> _About this exercise_
All lines in the data that hold the word "JSON" need copying.
════
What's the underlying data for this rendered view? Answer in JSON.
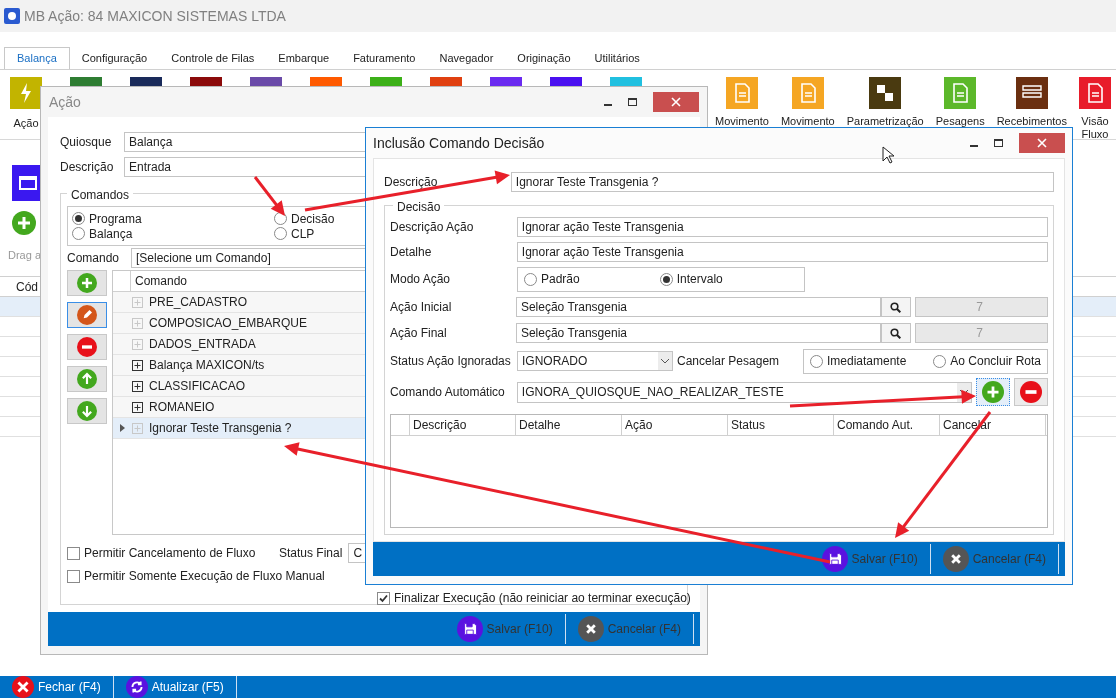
{
  "window": {
    "title": "MB Ação: 84 MAXICON SISTEMAS LTDA"
  },
  "menu_tabs": [
    {
      "label": "Balança",
      "selected": true
    },
    {
      "label": "Configuração",
      "selected": false
    },
    {
      "label": "Controle de Filas",
      "selected": false
    },
    {
      "label": "Embarque",
      "selected": false
    },
    {
      "label": "Faturamento",
      "selected": false
    },
    {
      "label": "Navegador",
      "selected": false
    },
    {
      "label": "Originação",
      "selected": false
    },
    {
      "label": "Utilitários",
      "selected": false
    }
  ],
  "ribbon_left": [
    {
      "label": "Ação",
      "color": "#c2b400"
    }
  ],
  "ribbon_hidden": [
    {
      "color": "#2e7d32"
    },
    {
      "color": "#1a2a5a"
    },
    {
      "color": "#8b0a0a"
    },
    {
      "color": "#6a4aa8"
    },
    {
      "color": "#ff5a00"
    },
    {
      "color": "#3cb018"
    },
    {
      "color": "#e04010"
    },
    {
      "color": "#6a2af0"
    },
    {
      "color": "#4a10f0"
    },
    {
      "color": "#20c0e0"
    }
  ],
  "ribbon_right": [
    {
      "label": "Movimento",
      "color": "#f5a623",
      "kind": "doc"
    },
    {
      "label": "Movimento",
      "color": "#f5a623",
      "kind": "doc"
    },
    {
      "label": "Parametrização",
      "color": "#4a3a10",
      "kind": "grid"
    },
    {
      "label": "Pesagens",
      "color": "#5cb82a",
      "kind": "doc"
    },
    {
      "label": "Recebimentos",
      "color": "#6b2f10",
      "kind": "list"
    },
    {
      "label": "Visão Fluxo",
      "color": "#e81c2a",
      "kind": "doc"
    }
  ],
  "main_panel": {
    "drag_hint": "Drag a",
    "grid_column": "Cód"
  },
  "footer_buttons": [
    {
      "label": "Fechar (F4)",
      "kind": "close"
    },
    {
      "label": "Atualizar (F5)",
      "kind": "refresh"
    }
  ],
  "acao_dialog": {
    "title": "Ação",
    "fields": [
      {
        "label": "Quiosque",
        "value": "Balança"
      },
      {
        "label": "Descrição",
        "value": "Entrada"
      }
    ],
    "comandos": {
      "title": "Comandos",
      "types": [
        {
          "label": "Programa",
          "selected": true
        },
        {
          "label": "Balança",
          "selected": false
        },
        {
          "label": "Decisão",
          "selected": false
        },
        {
          "label": "CLP",
          "selected": false
        }
      ],
      "comando_label": "Comando",
      "comando_value": "[Selecione um Comando]",
      "side_buttons": [
        {
          "kind": "add"
        },
        {
          "kind": "edit"
        },
        {
          "kind": "remove"
        },
        {
          "kind": "up"
        },
        {
          "kind": "down"
        }
      ],
      "tree_column": "Comando",
      "tree_rows": [
        {
          "label": "PRE_CADASTRO",
          "expandable": false,
          "selected": false
        },
        {
          "label": "COMPOSICAO_EMBARQUE",
          "expandable": false,
          "selected": false
        },
        {
          "label": "DADOS_ENTRADA",
          "expandable": false,
          "selected": false
        },
        {
          "label": "Balança MAXICON/ts",
          "expandable": true,
          "selected": false
        },
        {
          "label": "CLASSIFICACAO",
          "expandable": true,
          "selected": false
        },
        {
          "label": "ROMANEIO",
          "expandable": true,
          "selected": false
        },
        {
          "label": "Ignorar Teste Transgenia ?",
          "expandable": false,
          "selected": true
        }
      ]
    },
    "options": [
      {
        "label": "Permitir Cancelamento de Fluxo",
        "checked": false
      },
      {
        "label": "Permitir Somente Execução de Fluxo Manual",
        "checked": false
      }
    ],
    "status_final": {
      "label": "Status Final",
      "value": "C"
    },
    "finalizar": {
      "label": "Finalizar Execução (não reiniciar ao terminar execução)",
      "checked": true
    },
    "buttons": [
      {
        "label": "Salvar (F10)",
        "kind": "save"
      },
      {
        "label": "Cancelar (F4)",
        "kind": "cancel"
      }
    ]
  },
  "decisao_dialog": {
    "title": "Inclusão Comando Decisão",
    "descricao": {
      "label": "Descrição",
      "value": "Ignorar Teste Transgenia ?"
    },
    "group_title": "Decisão",
    "descricao_acao": {
      "label": "Descrição Ação",
      "value": "Ignorar ação Teste Transgenia"
    },
    "detalhe": {
      "label": "Detalhe",
      "value": "Ignorar ação Teste Transgenia"
    },
    "modo_acao": {
      "label": "Modo Ação",
      "options": [
        {
          "label": "Padrão",
          "selected": false
        },
        {
          "label": "Intervalo",
          "selected": true
        }
      ]
    },
    "acao_inicial": {
      "label": "Ação Inicial",
      "value": "Seleção Transgenia",
      "code": "7"
    },
    "acao_final": {
      "label": "Ação Final",
      "value": "Seleção Transgenia",
      "code": "7"
    },
    "status_ignoradas": {
      "label": "Status Ação Ignoradas",
      "value": "IGNORADO"
    },
    "cancelar_pesagem": {
      "label": "Cancelar Pesagem",
      "options": [
        {
          "label": "Imediatamente",
          "selected": false
        },
        {
          "label": "Ao Concluir Rota",
          "selected": false
        }
      ]
    },
    "comando_automatico": {
      "label": "Comando Automático",
      "value": "IGNORA_QUIOSQUE_NAO_REALIZAR_TESTE"
    },
    "grid_columns": [
      "Descrição",
      "Detalhe",
      "Ação",
      "Status",
      "Comando Aut.",
      "Cancelar"
    ],
    "buttons": [
      {
        "label": "Salvar (F10)",
        "kind": "save"
      },
      {
        "label": "Cancelar (F4)",
        "kind": "cancel"
      }
    ]
  }
}
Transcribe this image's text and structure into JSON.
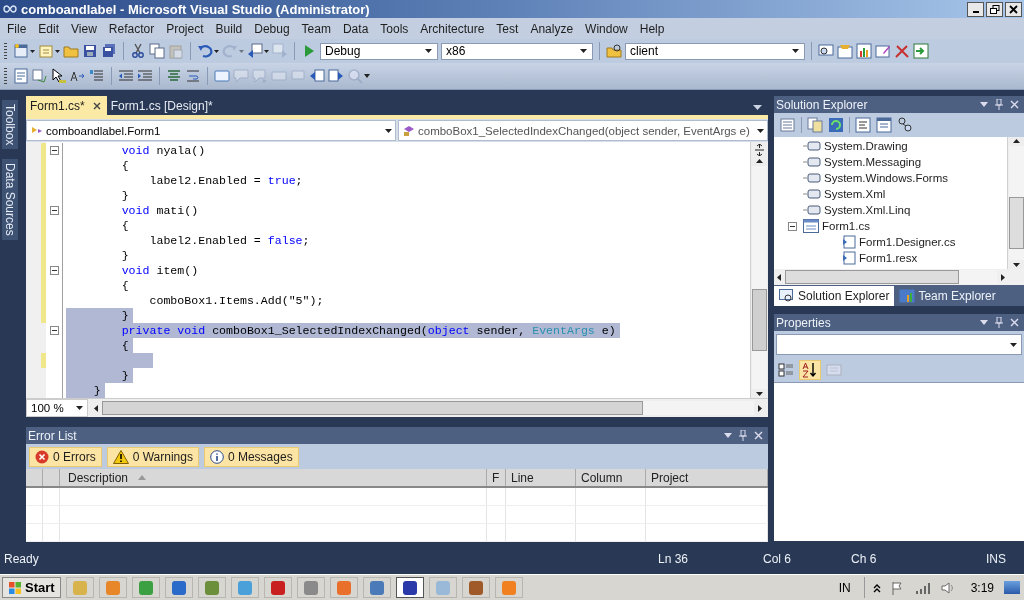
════
> _Expected answer_
What's the underlying data for this rendered view? Answer in JSON.
Transcribe this image's text and structure into JSON.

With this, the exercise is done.